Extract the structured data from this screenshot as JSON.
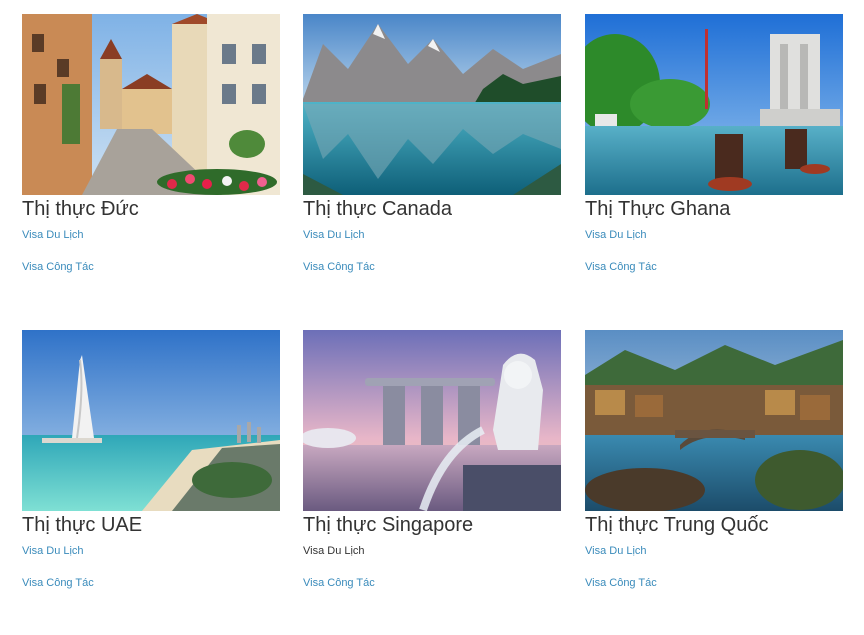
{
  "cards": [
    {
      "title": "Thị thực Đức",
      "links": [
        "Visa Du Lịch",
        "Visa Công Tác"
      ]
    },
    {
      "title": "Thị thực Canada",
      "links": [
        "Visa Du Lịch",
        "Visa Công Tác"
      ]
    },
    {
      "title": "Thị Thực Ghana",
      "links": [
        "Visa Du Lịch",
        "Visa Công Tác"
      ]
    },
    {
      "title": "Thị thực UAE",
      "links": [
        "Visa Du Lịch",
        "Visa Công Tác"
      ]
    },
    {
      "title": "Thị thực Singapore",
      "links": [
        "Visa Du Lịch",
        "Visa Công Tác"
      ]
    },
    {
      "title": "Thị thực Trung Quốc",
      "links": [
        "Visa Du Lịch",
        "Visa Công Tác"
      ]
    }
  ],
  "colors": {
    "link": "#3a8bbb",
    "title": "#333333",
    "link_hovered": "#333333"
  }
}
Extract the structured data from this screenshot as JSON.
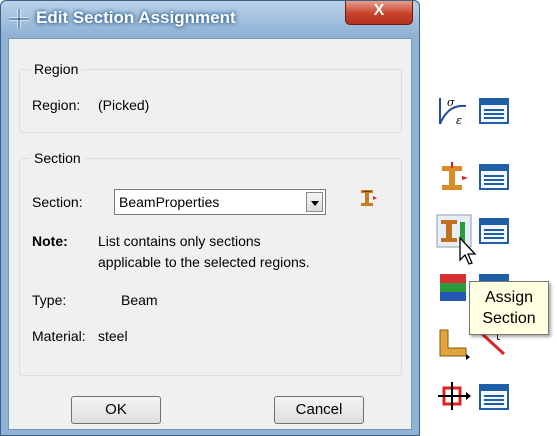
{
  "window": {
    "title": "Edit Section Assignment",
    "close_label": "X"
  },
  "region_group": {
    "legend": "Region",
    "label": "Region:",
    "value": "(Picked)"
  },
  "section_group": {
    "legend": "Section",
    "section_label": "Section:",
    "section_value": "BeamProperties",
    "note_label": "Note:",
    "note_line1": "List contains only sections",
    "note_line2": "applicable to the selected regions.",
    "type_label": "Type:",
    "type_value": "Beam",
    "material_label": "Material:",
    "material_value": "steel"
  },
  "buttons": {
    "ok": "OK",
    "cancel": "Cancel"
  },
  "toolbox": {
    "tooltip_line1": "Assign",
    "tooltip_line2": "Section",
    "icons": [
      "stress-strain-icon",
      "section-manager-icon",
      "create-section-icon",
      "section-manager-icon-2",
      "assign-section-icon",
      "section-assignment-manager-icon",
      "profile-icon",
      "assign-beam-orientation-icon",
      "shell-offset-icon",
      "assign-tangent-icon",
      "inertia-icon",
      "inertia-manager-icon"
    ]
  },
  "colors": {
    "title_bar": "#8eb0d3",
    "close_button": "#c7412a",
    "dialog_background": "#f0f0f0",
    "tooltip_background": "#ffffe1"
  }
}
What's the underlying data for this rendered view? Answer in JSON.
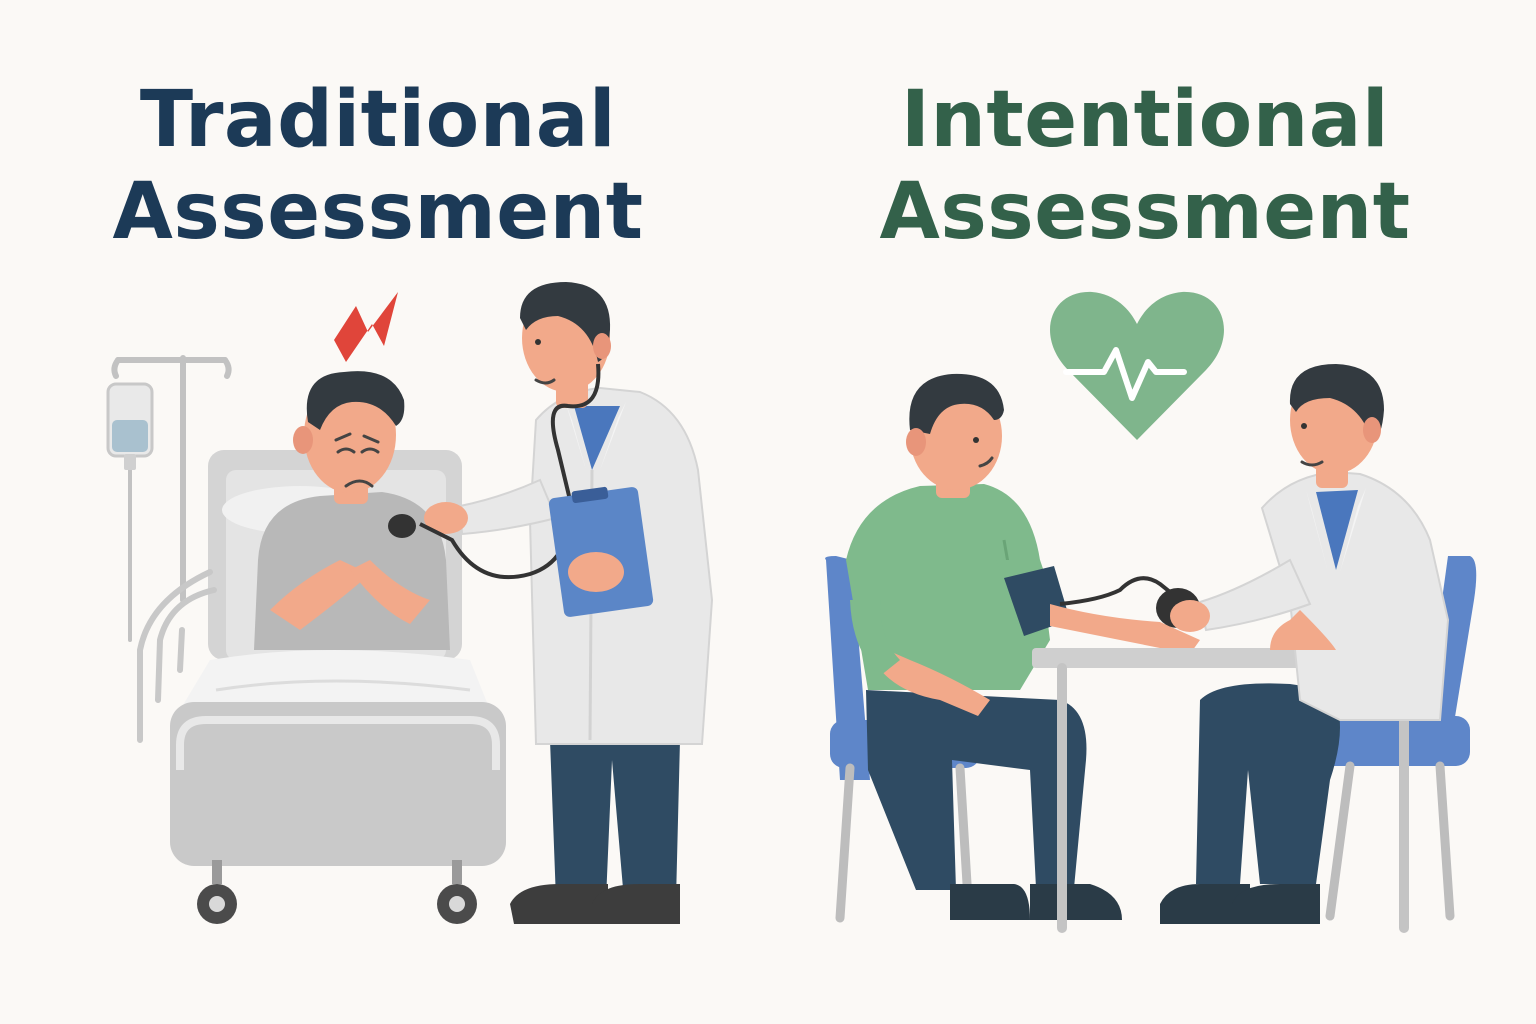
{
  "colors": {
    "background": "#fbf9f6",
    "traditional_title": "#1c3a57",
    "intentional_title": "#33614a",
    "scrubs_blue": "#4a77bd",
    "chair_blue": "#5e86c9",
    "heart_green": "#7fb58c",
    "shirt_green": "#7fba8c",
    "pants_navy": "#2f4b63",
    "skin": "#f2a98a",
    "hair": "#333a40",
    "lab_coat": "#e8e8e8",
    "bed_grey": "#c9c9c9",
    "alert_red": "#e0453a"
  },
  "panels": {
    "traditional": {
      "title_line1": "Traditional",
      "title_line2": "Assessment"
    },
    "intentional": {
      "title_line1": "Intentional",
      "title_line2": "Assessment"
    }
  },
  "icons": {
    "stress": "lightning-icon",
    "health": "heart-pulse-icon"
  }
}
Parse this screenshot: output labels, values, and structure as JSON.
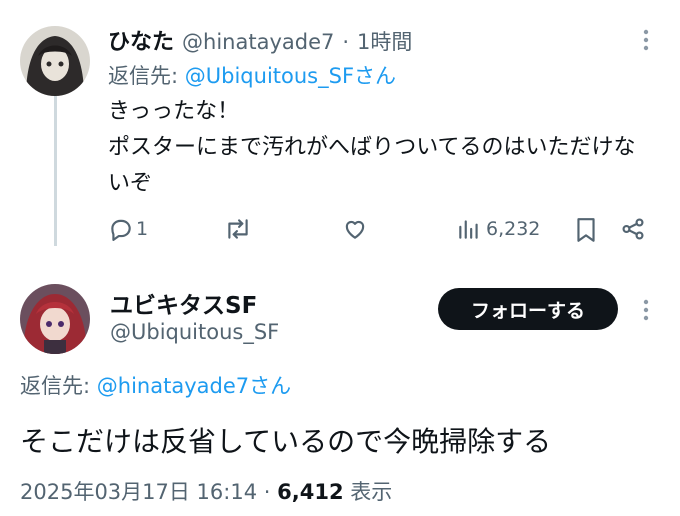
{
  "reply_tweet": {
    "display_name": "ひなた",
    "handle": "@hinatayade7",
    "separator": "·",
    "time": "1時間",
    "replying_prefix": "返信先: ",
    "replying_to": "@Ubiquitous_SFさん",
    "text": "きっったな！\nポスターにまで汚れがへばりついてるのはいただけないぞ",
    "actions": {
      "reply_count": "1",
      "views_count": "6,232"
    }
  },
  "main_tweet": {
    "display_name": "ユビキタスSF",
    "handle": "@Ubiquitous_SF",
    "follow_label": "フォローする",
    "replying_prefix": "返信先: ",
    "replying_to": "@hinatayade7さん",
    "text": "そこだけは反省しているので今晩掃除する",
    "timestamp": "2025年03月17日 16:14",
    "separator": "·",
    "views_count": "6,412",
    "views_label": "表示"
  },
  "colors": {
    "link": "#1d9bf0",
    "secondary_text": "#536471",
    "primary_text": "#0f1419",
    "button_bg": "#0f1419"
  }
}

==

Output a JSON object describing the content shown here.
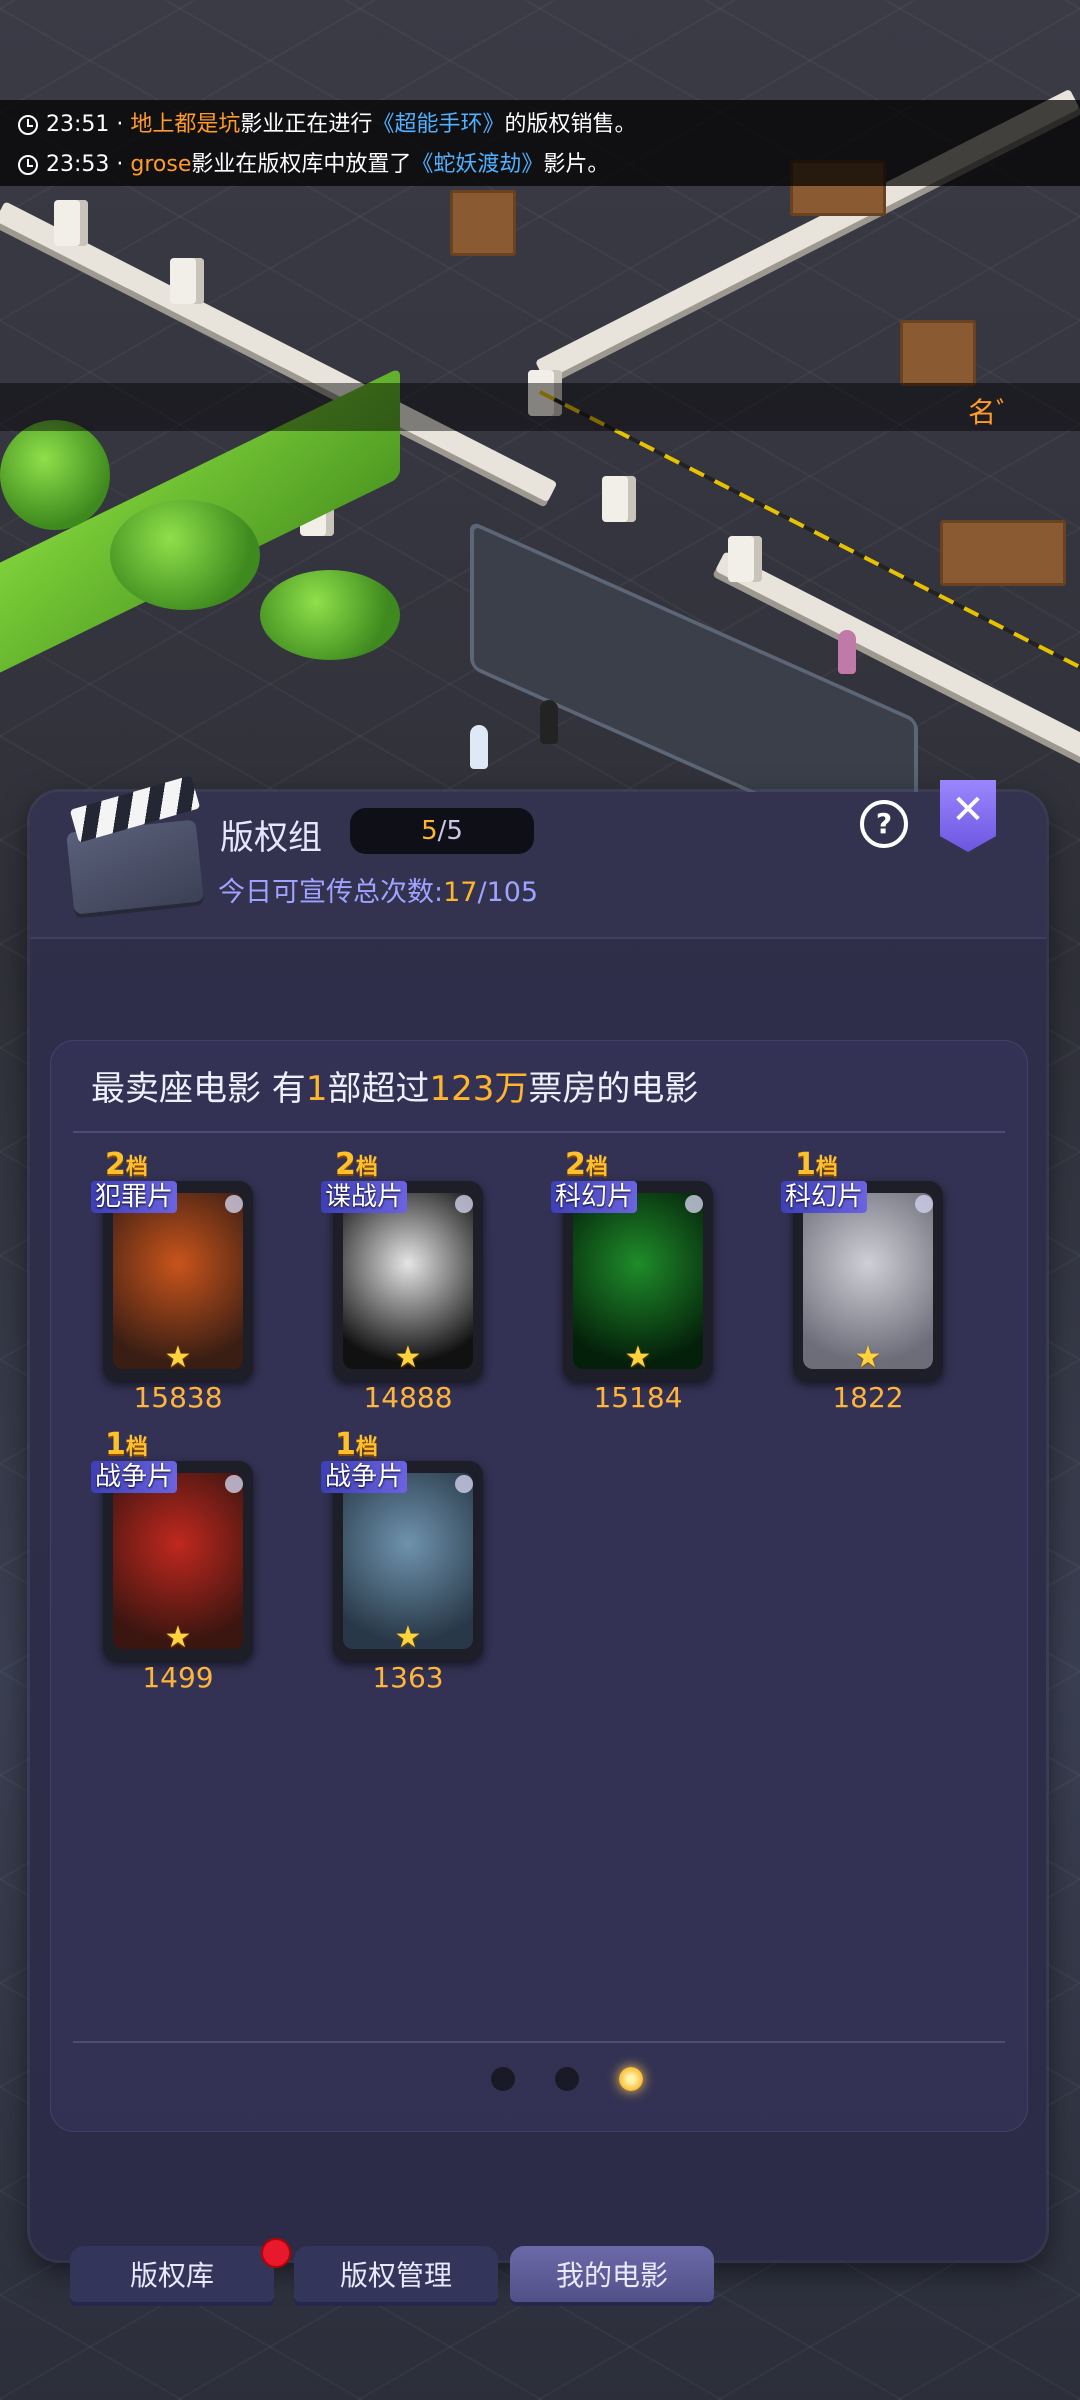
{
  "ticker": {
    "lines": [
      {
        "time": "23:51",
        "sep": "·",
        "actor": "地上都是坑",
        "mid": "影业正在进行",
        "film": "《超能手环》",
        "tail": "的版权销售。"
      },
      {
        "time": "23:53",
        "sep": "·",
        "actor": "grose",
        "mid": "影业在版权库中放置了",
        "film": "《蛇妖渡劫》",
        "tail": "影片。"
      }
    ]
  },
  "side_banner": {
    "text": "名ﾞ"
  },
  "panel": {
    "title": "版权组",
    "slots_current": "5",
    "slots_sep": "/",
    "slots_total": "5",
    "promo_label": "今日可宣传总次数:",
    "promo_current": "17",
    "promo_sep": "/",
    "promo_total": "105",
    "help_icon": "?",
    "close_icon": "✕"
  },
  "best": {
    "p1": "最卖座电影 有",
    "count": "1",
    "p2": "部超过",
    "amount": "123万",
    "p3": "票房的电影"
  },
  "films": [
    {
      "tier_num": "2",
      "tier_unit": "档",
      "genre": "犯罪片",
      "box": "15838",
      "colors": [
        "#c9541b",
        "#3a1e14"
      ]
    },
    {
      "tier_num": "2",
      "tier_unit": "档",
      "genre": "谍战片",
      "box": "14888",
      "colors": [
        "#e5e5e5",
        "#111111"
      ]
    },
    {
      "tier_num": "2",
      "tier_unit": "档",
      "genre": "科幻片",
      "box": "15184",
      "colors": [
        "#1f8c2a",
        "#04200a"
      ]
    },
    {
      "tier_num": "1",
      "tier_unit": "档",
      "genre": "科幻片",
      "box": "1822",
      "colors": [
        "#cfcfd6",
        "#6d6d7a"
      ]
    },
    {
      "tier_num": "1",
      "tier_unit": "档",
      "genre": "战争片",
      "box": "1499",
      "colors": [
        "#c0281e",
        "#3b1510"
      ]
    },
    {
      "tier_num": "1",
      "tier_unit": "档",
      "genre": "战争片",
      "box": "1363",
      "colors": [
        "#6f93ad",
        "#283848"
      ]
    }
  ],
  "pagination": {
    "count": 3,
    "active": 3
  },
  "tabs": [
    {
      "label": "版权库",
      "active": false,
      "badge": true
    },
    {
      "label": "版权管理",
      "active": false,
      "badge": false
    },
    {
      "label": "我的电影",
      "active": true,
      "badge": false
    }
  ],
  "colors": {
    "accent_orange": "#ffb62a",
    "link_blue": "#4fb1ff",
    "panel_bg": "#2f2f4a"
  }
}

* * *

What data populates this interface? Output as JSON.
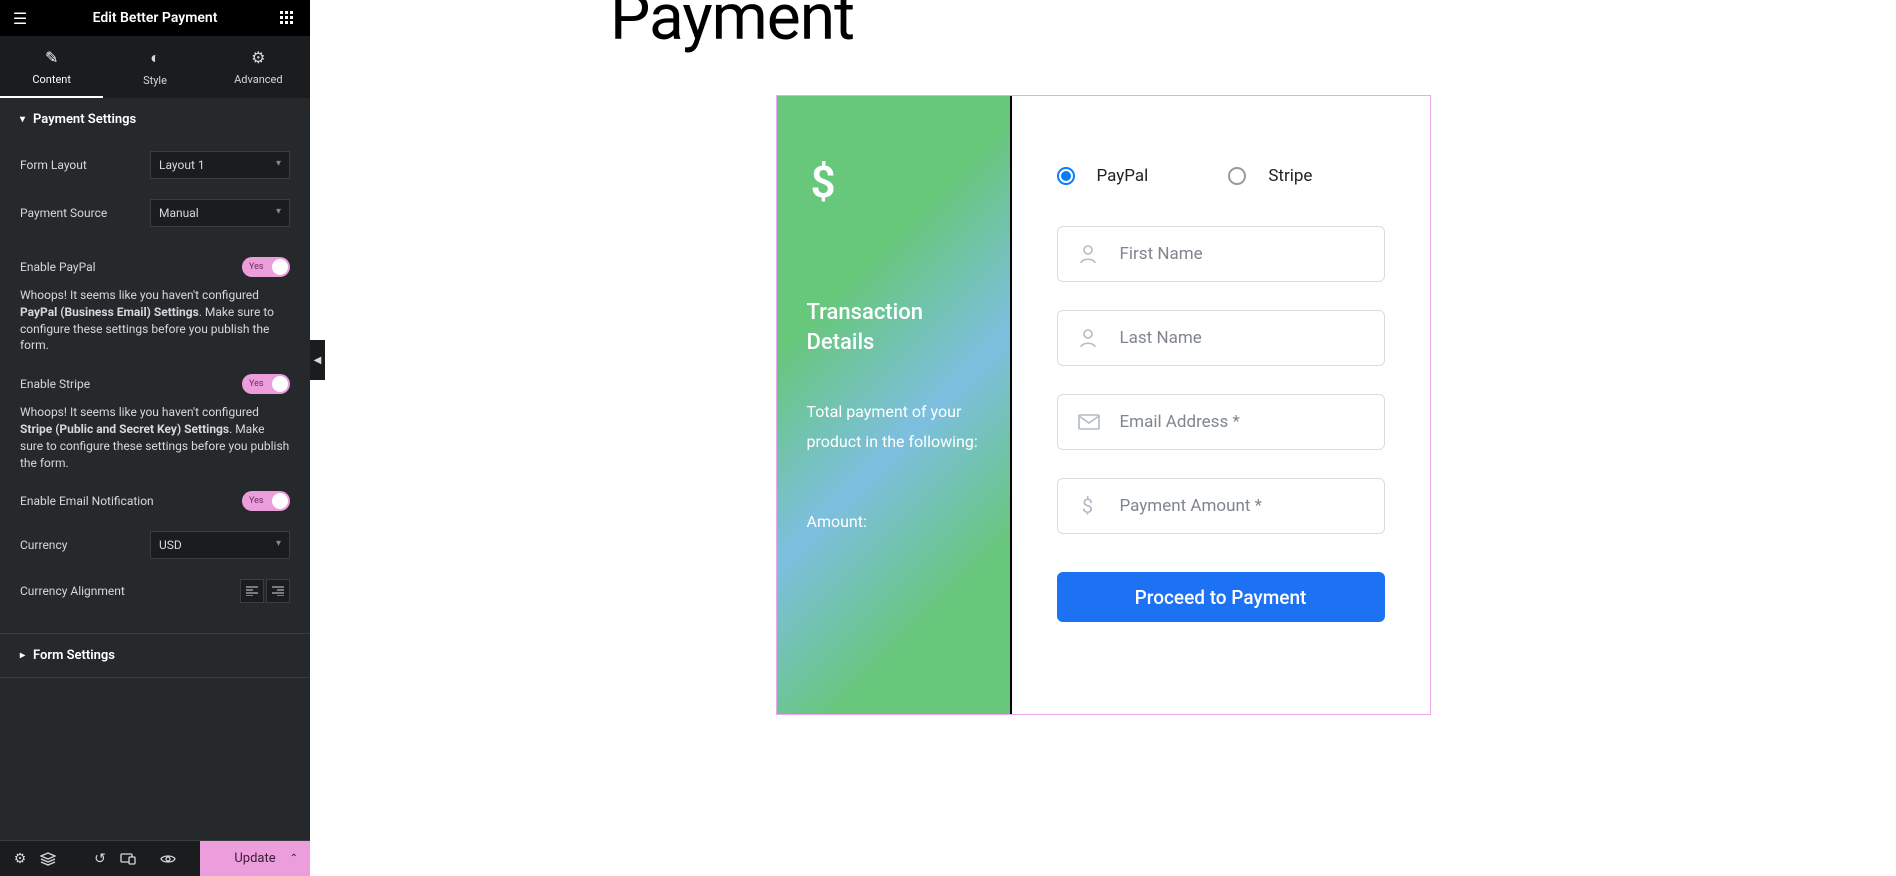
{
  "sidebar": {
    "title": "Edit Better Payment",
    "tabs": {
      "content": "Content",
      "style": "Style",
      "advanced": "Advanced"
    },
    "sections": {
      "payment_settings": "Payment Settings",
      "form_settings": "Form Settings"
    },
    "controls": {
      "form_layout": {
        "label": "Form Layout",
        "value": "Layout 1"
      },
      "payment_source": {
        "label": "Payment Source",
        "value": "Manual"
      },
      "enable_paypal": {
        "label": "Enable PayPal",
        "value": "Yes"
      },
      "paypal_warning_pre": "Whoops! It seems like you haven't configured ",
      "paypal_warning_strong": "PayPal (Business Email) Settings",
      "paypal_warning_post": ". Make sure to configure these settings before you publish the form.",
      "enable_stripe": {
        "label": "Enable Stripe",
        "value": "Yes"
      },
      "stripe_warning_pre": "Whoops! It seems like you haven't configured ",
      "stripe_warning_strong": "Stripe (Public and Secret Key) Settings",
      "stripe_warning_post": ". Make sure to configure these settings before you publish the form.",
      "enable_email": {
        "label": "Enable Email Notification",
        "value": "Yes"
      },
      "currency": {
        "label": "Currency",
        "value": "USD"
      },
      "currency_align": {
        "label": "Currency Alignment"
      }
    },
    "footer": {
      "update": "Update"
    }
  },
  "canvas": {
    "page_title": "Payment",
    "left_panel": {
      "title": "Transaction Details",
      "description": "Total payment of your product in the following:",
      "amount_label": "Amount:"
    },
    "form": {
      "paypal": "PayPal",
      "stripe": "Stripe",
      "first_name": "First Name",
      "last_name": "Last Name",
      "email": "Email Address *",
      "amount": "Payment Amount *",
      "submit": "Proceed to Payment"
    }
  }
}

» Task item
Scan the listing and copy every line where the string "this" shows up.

» The completed task
Extract the structured data from this screenshot as JSON.
Extract the structured data from this screenshot as JSON.
What's the underlying data for this rendered view? Answer in JSON.
Parse this screenshot: output labels, values, and structure as JSON.
What data populates this interface? Output as JSON.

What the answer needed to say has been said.